MADISON – Officials with Wisconsin's three largest anti-abortion groups on Tuesday called on district attorneys in Dane and Milwaukee counties to prosecute doctors who provide abortions, a little over a week after Planned Parenthood resumed those services.
Advocates on each side of the issue disagree on whether abortion is currently legal in Wisconsin following a July court order signaling a Dane County judge believes an 1849 law that has been interpreted as a near-total ban on abortion does not, in fact, ban consensual abortions.
Abortions had been unavailable in Wisconsin for more than a year until Planned Parenthood began scheduling appointments for its Madison and Milwaukee clinics on Sept. 14. The move brought the service back to two of three clinics where it had been available before the U.S. Supreme Court overturned Roe v. Wade, which legalized abortions in the U.S. for 50 years before it was struck down in 2022.
In a Tuesday news conference at the state Capitol, Pro-Life Wisconsin state director Dan Miller accused Planned Parenthood of Wisconsin of "break(ing) the law" and "getting away with it."
"'The respective DAs in Milwaukee and Madison have said that Planned Parenthood of Wisconsin, as well as the DAs, are apparently above the law, that the rule of law has no meaning for them," said Wisconsin Family Action president Julaine Appling. "They get to pick and choose, according to their political and personal ideological positions, what laws they will enforce."
Both Dane County District Attorney Ismael Ozanne and Milwaukee County District Attorney John Chisholm have said they would not prosecute those who seek or provide abortions. Sheboygan County District Attorney Joel Urmanski has said he would enforce violations of the 1849 law. In an email Tuesday, Ozanne said his position has not changed. A message to Chisholm did not receive an immediate response.
"Now is not the time to be selective in which laws we enforce and which laws we don't enforce in Wisconsin," Wisconsin Right to Life executive director Heather Weininger told reporters.
Prior to the U.S. Supreme Court's 2022 ruling in Dobbs v. Jackson Women's Health Organization, medication abortions were available at Planned Parenthood's Sheboygan clinic. Planned Parenthood of Wisconsin associate medical director Dr. Allison Linton told reporters earlier this month the organization will continue to work to expand access in the coming weeks, with the goal of eventually resuming services at the Sheboygan clinic.
A Planned Parenthood of Wisconsin spokeswoman said Tuesday there is "no timeline" for when the organization will provide abortions again in Sheboygan.
Officials with Wisconsin Right to Life, Wisconsin Family Action and Pro-Life Wisconsin told reporters Tuesday they found it "interesting" that Planned Parenthood's initial efforts to resume abortion services have been limited to the two counties whose district attorneys have publicly vowed not to prosecute. Linton told reporters earlier this month the decision not to immediately resume in Sheboygan was based on staffing and resources, not the district attorney.
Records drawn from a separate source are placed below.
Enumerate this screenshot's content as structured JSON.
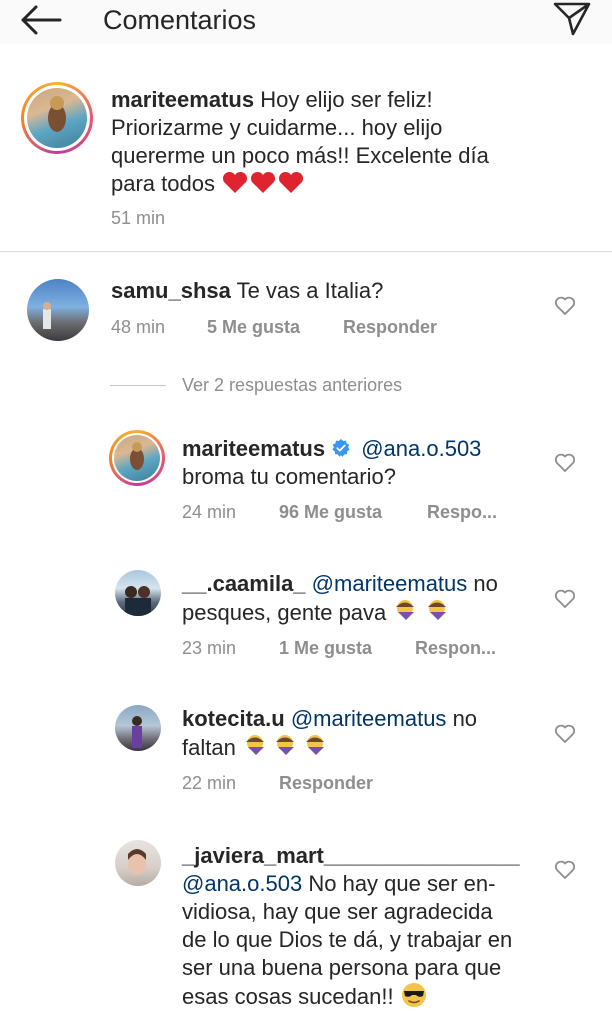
{
  "header": {
    "title": "Comentarios",
    "back_icon": "arrow-left-icon",
    "send_icon": "paper-plane-icon"
  },
  "caption": {
    "user": "mariteematus",
    "line1": "Hoy elijo ser feliz!",
    "line2": "Priorizarme y cuidarme... hoy elijo",
    "line3": "quererme un poco más!! Excelente día",
    "line4": "para todos",
    "time": "51 min"
  },
  "comments": [
    {
      "user": "samu_shsa",
      "text": "Te vas a Italia?",
      "time": "48 min",
      "likes": "5 Me gusta",
      "reply": "Responder"
    }
  ],
  "view_replies": "Ver 2 respuestas anteriores",
  "replies": [
    {
      "user": "mariteematus",
      "mention": "@ana.o.503",
      "line2": "broma tu comentario?",
      "time": "24 min",
      "likes": "96 Me gusta",
      "reply": "Respo..."
    },
    {
      "user": "__.caamila_",
      "mention": "@mariteematus",
      "text_end": "no",
      "line2": "pesques, gente pava",
      "time": "23 min",
      "likes": "1 Me gusta",
      "reply": "Respon..."
    },
    {
      "user": "kotecita.u",
      "mention": "@mariteematus",
      "text_end": "no",
      "line2": "faltan",
      "time": "22 min",
      "reply": "Responder"
    },
    {
      "user": "_javiera_mart________________",
      "mention": "@ana.o.503",
      "line1_end": "No hay que ser en-",
      "line2": "vidiosa, hay que ser agradecida",
      "line3": "de lo que Dios te dá, y trabajar en",
      "line4": "ser una buena persona para que",
      "line5": "esas cosas sucedan!!"
    }
  ],
  "colors": {
    "mention": "#003569",
    "meta": "#8e8e8e",
    "heart_red": "#e0242f"
  }
}
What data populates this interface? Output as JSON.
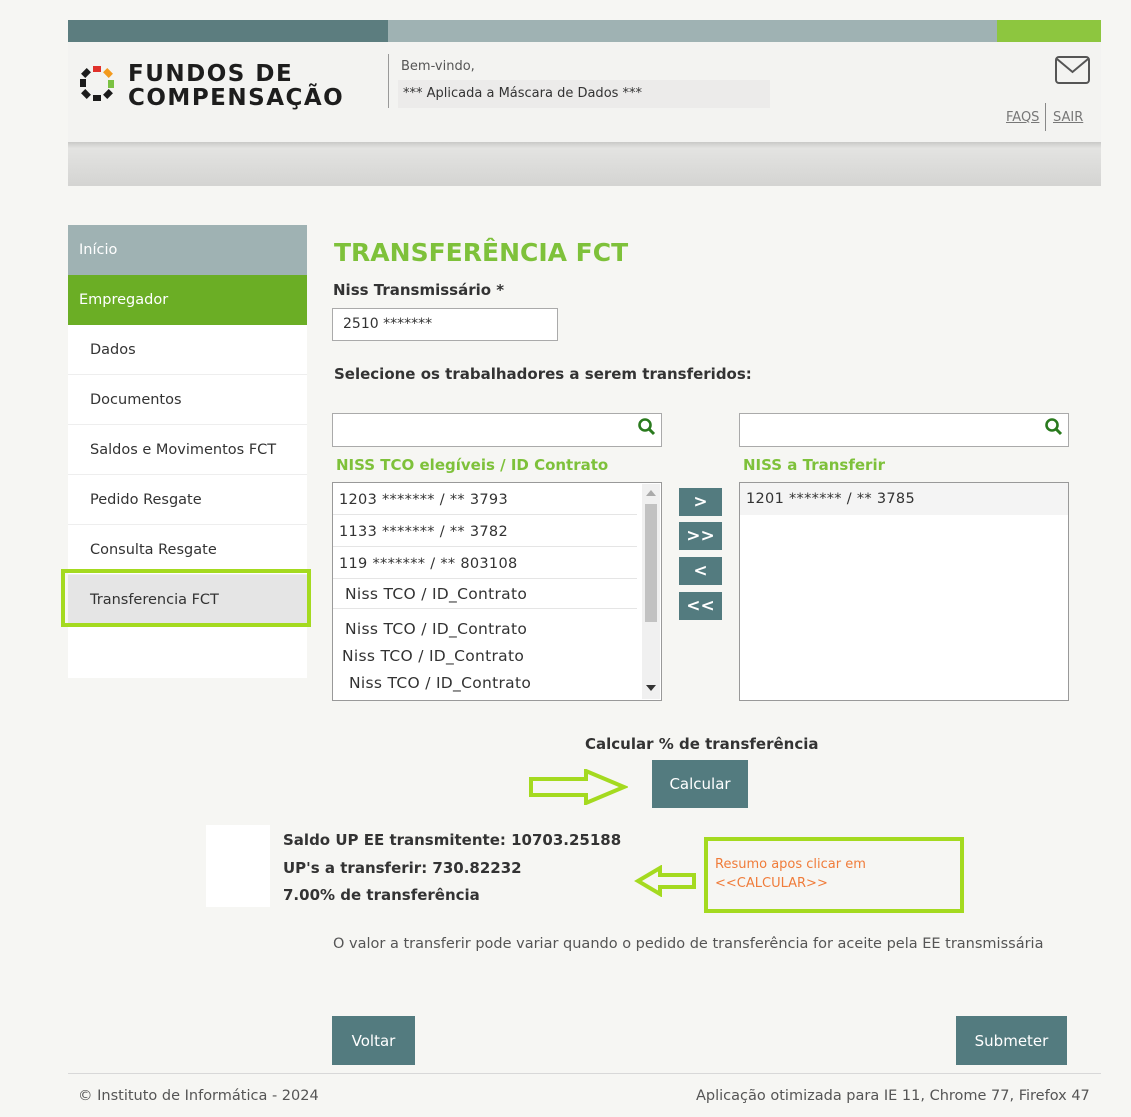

"Planned Parenthood of Wisconsin follows all applicable laws and regulations in providing all of its healthcare services. Wis. Stat. 940.04 is not applicable to abortion care. There is nothing to enforce," Planned Parenthood of Wisconsin director of legal advocacy Michelle Velasquez said in a statement.
Proponents of abortion access sued to invalidate the 19th century-era abortion law that became the center of Wisconsin politics during the 2022 midterms and the spring Supreme Court race.
On July 7, Dane County Circuit Judge Diane Schlipper denied a motion to dismiss the lawsuit from Urmanski, who argued in May that Attorney General Josh Kaul, who brought the lawsuit, was asking a judge to perform the duties of lawmakers and was ignoring the fact that lawmakers have put forward language to repeal the original abortion law and decided against passing it.
Schlipper in the July 7 order said doctors deserve an answer to which abortion-related state law they should follow now that the U.S. Supreme Court overturned Roe v. Wade in 2022, putting back into effect laws in Wisconsin that were dormant under the 50-year decision.
The judge also signaled she did not believe the law in question applies to abortions but to feticide.
"There is no such thing as an '1849 Abortion Ban' in Wisconsin. A physician who performs a consensual medical abortion commits a crime only 'after the fetus or unborn child reaches viability …'" she wrote, explicitly adding the law does not prohibit consensual medical abortions.
The lawsuit remains active in Dane County Circuit Court. It could eventually make its way to the state Supreme Court, which as of last month has a 4-3 liberal majority.
This article originally appeared on Milwaukee Journal Sentinel: Wisconsin anti-abortion groups call on DAs to prosecute doctors